(WHAT IS NEEDED) Below is a block of records; repeat each one exactly.

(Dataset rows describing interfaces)
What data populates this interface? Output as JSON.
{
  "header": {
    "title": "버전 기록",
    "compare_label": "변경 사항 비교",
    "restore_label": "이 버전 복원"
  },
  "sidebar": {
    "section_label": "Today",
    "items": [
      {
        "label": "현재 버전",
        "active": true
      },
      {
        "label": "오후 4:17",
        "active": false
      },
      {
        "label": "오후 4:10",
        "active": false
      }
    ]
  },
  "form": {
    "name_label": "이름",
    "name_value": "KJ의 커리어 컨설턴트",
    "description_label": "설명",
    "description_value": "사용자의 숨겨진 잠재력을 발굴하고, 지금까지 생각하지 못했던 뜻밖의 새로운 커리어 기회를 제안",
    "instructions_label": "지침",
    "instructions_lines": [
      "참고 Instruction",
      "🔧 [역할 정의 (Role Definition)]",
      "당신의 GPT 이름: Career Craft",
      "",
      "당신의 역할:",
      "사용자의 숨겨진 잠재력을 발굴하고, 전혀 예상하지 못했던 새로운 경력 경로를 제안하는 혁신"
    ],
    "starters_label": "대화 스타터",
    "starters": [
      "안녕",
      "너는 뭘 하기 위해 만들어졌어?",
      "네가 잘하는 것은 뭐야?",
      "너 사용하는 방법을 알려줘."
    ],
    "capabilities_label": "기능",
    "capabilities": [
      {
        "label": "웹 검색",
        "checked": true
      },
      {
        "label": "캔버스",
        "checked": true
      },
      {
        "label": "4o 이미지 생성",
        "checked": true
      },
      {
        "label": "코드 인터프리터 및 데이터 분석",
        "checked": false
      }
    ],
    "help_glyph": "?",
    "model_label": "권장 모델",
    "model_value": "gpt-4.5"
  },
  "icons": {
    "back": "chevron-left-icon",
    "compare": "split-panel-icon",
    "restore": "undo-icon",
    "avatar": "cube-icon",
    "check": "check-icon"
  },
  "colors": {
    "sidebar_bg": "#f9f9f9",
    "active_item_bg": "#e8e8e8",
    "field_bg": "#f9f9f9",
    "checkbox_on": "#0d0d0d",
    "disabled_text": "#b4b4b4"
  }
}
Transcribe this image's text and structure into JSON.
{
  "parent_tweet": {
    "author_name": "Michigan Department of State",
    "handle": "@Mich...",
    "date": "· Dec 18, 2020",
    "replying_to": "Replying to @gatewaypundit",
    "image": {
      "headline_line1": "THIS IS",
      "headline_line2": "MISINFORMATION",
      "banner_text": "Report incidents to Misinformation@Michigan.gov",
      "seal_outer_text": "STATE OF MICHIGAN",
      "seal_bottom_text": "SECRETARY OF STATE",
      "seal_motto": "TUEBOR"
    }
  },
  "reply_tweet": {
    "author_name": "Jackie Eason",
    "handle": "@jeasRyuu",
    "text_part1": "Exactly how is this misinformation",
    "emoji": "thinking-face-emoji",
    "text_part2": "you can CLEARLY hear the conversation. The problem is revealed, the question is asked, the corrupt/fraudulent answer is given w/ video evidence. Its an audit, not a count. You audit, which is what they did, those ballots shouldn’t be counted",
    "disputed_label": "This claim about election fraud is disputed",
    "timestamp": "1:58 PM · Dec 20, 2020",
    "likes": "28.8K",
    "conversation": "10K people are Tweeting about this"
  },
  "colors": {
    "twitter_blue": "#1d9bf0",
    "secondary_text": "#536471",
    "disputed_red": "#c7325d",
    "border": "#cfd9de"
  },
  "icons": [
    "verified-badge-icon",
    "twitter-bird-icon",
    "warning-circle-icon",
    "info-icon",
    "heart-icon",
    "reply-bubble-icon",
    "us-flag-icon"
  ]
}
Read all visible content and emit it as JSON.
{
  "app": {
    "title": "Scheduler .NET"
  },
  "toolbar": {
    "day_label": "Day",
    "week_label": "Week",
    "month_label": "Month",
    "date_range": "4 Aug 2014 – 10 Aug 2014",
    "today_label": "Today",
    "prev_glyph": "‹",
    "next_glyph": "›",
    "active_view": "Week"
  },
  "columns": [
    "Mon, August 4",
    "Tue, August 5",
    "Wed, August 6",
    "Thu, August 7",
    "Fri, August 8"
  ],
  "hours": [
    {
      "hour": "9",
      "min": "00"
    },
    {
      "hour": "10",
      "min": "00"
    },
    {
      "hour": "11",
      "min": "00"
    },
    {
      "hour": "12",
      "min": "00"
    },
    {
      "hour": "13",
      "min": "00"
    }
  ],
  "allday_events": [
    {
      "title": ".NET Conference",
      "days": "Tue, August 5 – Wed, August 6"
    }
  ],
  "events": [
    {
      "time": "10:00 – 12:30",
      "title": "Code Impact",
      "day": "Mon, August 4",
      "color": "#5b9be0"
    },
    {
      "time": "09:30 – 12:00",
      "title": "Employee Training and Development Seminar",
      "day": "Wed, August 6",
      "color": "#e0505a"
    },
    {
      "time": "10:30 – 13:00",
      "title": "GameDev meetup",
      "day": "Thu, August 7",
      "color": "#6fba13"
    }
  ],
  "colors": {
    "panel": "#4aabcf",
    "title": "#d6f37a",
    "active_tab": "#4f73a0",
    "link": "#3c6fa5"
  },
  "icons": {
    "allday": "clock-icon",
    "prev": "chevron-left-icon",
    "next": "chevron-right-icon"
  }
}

(COMPLETED TASK)
What data populates this interface? Output as JSON.
{
  "header": {
    "title": "버전 기록",
    "compare_label": "변경 사항 비교",
    "restore_label": "이 버전 복원"
  },
  "sidebar": {
    "section_label": "Today",
    "items": [
      {
        "label": "현재 버전",
        "active": true
      },
      {
        "label": "오후 4:17",
        "active": false
      },
      {
        "label": "오후 4:10",
        "active": false
      }
    ]
  },
  "form": {
    "name_label": "이름",
    "name_value": "KJ의 커리어 컨설턴트",
    "description_label": "설명",
    "description_value": "사용자의 숨겨진 잠재력을 발굴하고, 지금까지 생각하지 못했던 뜻밖의 새로운 커리어 기회를 제안",
    "instructions_label": "지침",
    "instructions_lines": [
      "참고 Instruction",
      "🔧 [역할 정의 (Role Definition)]",
      "당신의 GPT 이름: Career Craft",
      "",
      "당신의 역할:",
      "사용자의 숨겨진 잠재력을 발굴하고, 전혀 예상하지 못했던 새로운 경력 경로를 제안하는 혁신"
    ],
    "starters_label": "대화 스타터",
    "starters": [
      "안녕",
      "너는 뭘 하기 위해 만들어졌어?",
      "네가 잘하는 것은 뭐야?",
      "너 사용하는 방법을 알려줘."
    ],
    "capabilities_label": "기능",
    "capabilities": [
      {
        "label": "웹 검색",
        "checked": true
      },
      {
        "label": "캔버스",
        "checked": true
      },
      {
        "label": "4o 이미지 생성",
        "checked": true
      },
      {
        "label": "코드 인터프리터 및 데이터 분석",
        "checked": false
      }
    ],
    "help_glyph": "?",
    "model_label": "권장 모델",
    "model_value": "gpt-4.5"
  },
  "icons": {
    "back": "chevron-left-icon",
    "compare": "split-panel-icon",
    "restore": "undo-icon",
    "avatar": "cube-icon",
    "check": "check-icon"
  },
  "colors": {
    "sidebar_bg": "#f9f9f9",
    "active_item_bg": "#e8e8e8",
    "field_bg": "#f9f9f9",
    "checkbox_on": "#0d0d0d",
    "disabled_text": "#b4b4b4"
  }
}
Transcribe this image's text and structure into JSON.
{
  "parent_tweet": {
    "author_name": "Michigan Department of State",
    "handle": "@Mich...",
    "date": "· Dec 18, 2020",
    "replying_to": "Replying to @gatewaypundit",
    "image": {
      "headline_line1": "THIS IS",
      "headline_line2": "MISINFORMATION",
      "banner_text": "Report incidents to Misinformation@Michigan.gov",
      "seal_outer_text": "STATE OF MICHIGAN",
      "seal_bottom_text": "SECRETARY OF STATE",
      "seal_motto": "TUEBOR"
    }
  },
  "reply_tweet": {
    "author_name": "Jackie Eason",
    "handle": "@jeasRyuu",
    "text_part1": "Exactly how is this misinformation",
    "emoji": "thinking-face-emoji",
    "text_part2": "you can CLEARLY hear the conversation. The problem is revealed, the question is asked, the corrupt/fraudulent answer is given w/ video evidence. Its an audit, not a count. You audit, which is what they did, those ballots shouldn’t be counted",
    "disputed_label": "This claim about election fraud is disputed",
    "timestamp": "1:58 PM · Dec 20, 2020",
    "likes": "28.8K",
    "conversation": "10K people are Tweeting about this"
  },
  "colors": {
    "twitter_blue": "#1d9bf0",
    "secondary_text": "#536471",
    "disputed_red": "#c7325d",
    "border": "#cfd9de"
  },
  "icons": [
    "verified-badge-icon",
    "twitter-bird-icon",
    "warning-circle-icon",
    "info-icon",
    "heart-icon",
    "reply-bubble-icon",
    "us-flag-icon"
  ]
}
Read all visible content and emit it as JSON.
{
  "app": {
    "title": "Scheduler .NET"
  },
  "toolbar": {
    "day_label": "Day",
    "week_label": "Week",
    "month_label": "Month",
    "date_range": "4 Aug 2014 – 10 Aug 2014",
    "today_label": "Today",
    "prev_glyph": "‹",
    "next_glyph": "›",
    "active_view": "Week"
  },
  "columns": [
    "Mon, August 4",
    "Tue, August 5",
    "Wed, August 6",
    "Thu, August 7",
    "Fri, August 8"
  ],
  "hours": [
    {
      "hour": "9",
      "min": "00"
    },
    {
      "hour": "10",
      "min": "00"
    },
    {
      "hour": "11",
      "min": "00"
    },
    {
      "hour": "12",
      "min": "00"
    },
    {
      "hour": "13",
      "min": "00"
    }
  ],
  "allday_events": [
    {
      "title": ".NET Conference",
      "days": "Tue, August 5 – Wed, August 6"
    }
  ],
  "events": [
    {
      "time": "10:00 – 12:30",
      "title": "Code Impact",
      "day": "Mon, August 4",
      "color": "#5b9be0"
    },
    {
      "time": "09:30 – 12:00",
      "title": "Employee Training and Development Seminar",
      "day": "Wed, August 6",
      "color": "#e0505a"
    },
    {
      "time": "10:30 – 13:00",
      "title": "GameDev meetup",
      "day": "Thu, August 7",
      "color": "#6fba13"
    }
  ],
  "colors": {
    "panel": "#4aabcf",
    "title": "#d6f37a",
    "active_tab": "#4f73a0",
    "link": "#3c6fa5"
  },
  "icons": {
    "allday": "clock-icon",
    "prev": "chevron-left-icon",
    "next": "chevron-right-icon"
  }
}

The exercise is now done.